Instead of a concrete plan to protect these essential workers, countermeasures such as plexiglass barriers, gloves, masks, rear door entries and exits and distancing passengers from drivers have been implemented in an ad-hoc manner. Detroit bus drivers have reported not getting the masks they were promised after their job action.
It also is not clear these measures really protect workers who spend their day in what Eric Colts called, “a 40-foot-long coronavirus incubator.” Other measures have backfired. Reductions in the number of buses only caused dangerous overcrowding in the buses that remain in service as workers have no other option for going to work or buying food.
Detroit bus drivers and other city workers have faced decades of budget cuts and eroding wages and working conditions. These have been imposed by successive Democratic Party administrations with the full backing of the ATU, the American Federation of State, County and Municipal Employees (AFSCME) and other city unions.
Under terms of the 2012 Consent Agreement that preceded the state-imposed Emergency Manager and the subsequent bankruptcy of Detroit in 2014, then Detroit Mayor Dave Bing slashed the pay of city workers, including bus drivers, by 10 percent. In a deal signed by the ATU in 2015, the pay cuts were not restored, with veteran drivers maxing out at just $17.23 an hour.

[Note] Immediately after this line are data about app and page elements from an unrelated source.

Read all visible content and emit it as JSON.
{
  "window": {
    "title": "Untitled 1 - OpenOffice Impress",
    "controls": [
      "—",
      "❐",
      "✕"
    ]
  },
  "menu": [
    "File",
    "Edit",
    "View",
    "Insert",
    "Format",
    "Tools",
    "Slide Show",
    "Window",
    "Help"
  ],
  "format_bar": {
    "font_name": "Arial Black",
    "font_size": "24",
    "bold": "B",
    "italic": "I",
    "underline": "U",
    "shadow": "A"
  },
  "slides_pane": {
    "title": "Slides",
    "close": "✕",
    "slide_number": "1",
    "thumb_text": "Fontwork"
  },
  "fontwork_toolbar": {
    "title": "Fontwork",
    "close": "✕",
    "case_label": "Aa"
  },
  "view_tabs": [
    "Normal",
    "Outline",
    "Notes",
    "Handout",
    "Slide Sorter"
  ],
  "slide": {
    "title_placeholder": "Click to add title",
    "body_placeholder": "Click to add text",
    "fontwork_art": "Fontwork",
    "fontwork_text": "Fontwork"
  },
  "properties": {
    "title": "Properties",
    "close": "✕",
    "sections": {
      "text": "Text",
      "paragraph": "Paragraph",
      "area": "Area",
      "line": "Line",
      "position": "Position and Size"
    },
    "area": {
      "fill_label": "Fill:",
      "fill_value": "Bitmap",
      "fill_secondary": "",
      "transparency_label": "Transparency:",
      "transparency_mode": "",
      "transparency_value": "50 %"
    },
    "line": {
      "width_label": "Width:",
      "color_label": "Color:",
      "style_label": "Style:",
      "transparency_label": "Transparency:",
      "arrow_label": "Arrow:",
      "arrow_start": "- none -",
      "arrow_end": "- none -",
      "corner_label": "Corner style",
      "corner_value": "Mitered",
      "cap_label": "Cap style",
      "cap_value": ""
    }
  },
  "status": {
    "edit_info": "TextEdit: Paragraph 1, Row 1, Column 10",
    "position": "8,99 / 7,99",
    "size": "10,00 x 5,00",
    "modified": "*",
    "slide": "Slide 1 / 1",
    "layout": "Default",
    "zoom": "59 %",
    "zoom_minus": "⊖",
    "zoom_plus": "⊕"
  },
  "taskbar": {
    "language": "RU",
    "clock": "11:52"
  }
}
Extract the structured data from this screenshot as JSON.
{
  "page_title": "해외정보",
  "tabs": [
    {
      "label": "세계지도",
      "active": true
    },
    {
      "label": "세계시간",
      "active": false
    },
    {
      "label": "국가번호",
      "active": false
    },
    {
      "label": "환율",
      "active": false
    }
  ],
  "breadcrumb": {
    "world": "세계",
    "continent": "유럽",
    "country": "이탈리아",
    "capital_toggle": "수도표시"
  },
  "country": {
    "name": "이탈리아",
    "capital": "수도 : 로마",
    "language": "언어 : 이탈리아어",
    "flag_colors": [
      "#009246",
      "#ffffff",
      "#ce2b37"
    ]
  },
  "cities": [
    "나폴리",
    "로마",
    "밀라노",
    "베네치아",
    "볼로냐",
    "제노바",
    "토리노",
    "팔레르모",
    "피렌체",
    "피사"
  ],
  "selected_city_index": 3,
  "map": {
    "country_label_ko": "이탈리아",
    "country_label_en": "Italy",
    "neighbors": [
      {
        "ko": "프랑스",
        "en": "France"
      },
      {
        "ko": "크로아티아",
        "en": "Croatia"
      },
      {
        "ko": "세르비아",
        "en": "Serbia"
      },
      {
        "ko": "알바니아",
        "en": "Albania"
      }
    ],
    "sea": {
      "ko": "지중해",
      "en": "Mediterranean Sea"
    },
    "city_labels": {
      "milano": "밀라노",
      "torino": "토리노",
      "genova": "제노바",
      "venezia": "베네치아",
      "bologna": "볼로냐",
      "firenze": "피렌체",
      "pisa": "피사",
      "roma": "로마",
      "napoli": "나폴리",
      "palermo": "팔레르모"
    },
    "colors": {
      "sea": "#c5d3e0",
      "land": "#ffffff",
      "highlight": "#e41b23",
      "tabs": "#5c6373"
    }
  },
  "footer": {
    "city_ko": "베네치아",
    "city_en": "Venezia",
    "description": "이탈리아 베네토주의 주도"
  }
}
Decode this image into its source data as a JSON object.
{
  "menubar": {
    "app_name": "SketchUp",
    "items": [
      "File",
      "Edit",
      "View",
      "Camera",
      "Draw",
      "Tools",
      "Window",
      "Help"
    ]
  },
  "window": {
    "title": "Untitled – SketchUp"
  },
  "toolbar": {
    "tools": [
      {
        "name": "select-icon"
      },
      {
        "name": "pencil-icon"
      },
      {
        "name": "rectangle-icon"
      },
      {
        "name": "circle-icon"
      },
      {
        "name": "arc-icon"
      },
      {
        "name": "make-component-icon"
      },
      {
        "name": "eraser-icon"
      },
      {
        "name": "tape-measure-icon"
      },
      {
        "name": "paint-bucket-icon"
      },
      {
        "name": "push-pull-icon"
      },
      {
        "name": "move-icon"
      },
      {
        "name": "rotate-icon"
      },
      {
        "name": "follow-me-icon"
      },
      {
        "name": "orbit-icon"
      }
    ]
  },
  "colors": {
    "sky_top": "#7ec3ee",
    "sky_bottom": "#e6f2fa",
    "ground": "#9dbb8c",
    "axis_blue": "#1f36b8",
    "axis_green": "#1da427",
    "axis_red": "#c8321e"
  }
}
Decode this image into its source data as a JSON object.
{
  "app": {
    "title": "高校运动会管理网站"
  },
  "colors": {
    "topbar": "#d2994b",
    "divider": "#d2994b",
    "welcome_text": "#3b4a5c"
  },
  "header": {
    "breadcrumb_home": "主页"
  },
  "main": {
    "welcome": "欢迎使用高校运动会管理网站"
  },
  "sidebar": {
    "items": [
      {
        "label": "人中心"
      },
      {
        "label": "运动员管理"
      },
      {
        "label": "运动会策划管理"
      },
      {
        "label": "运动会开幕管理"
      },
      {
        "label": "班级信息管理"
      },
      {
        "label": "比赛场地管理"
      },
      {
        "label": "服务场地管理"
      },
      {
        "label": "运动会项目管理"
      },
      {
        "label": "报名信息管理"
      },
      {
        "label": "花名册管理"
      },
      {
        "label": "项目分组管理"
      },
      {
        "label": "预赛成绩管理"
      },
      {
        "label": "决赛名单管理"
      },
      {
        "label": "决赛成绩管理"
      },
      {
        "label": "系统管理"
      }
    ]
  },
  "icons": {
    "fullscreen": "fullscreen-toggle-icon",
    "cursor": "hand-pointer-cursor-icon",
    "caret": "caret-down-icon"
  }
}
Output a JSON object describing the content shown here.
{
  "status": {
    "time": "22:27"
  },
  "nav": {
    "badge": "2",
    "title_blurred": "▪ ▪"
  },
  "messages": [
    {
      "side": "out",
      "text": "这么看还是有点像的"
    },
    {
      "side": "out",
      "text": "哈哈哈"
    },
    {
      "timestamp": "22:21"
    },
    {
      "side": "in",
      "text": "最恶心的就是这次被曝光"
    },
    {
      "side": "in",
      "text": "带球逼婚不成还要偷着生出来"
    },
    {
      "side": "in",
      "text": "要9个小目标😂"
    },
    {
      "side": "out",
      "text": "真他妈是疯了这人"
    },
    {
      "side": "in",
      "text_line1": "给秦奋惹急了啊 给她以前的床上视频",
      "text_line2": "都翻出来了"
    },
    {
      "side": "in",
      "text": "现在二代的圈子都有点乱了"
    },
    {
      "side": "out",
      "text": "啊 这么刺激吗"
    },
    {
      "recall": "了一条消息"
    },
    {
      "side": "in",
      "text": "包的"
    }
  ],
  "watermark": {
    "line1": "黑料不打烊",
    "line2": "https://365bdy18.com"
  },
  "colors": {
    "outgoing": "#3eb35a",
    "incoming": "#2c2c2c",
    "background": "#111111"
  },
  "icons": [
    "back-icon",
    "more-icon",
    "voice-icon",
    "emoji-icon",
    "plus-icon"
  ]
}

Due to the economic fallout of the pandemic, Democratic Party Detroit Mayor Mike Duggan has said the city may have to be put under the control of a financial manager again or go back into bankruptcy. While transit workers and city residents continue to risk their lives, and nurses and health care workers protest over the lack of sufficient staff levels and protective equipment, Wall Street is once again warming its hands over the possibility of looting public employee pensions and other public assets to further enrich wealthy bondholders.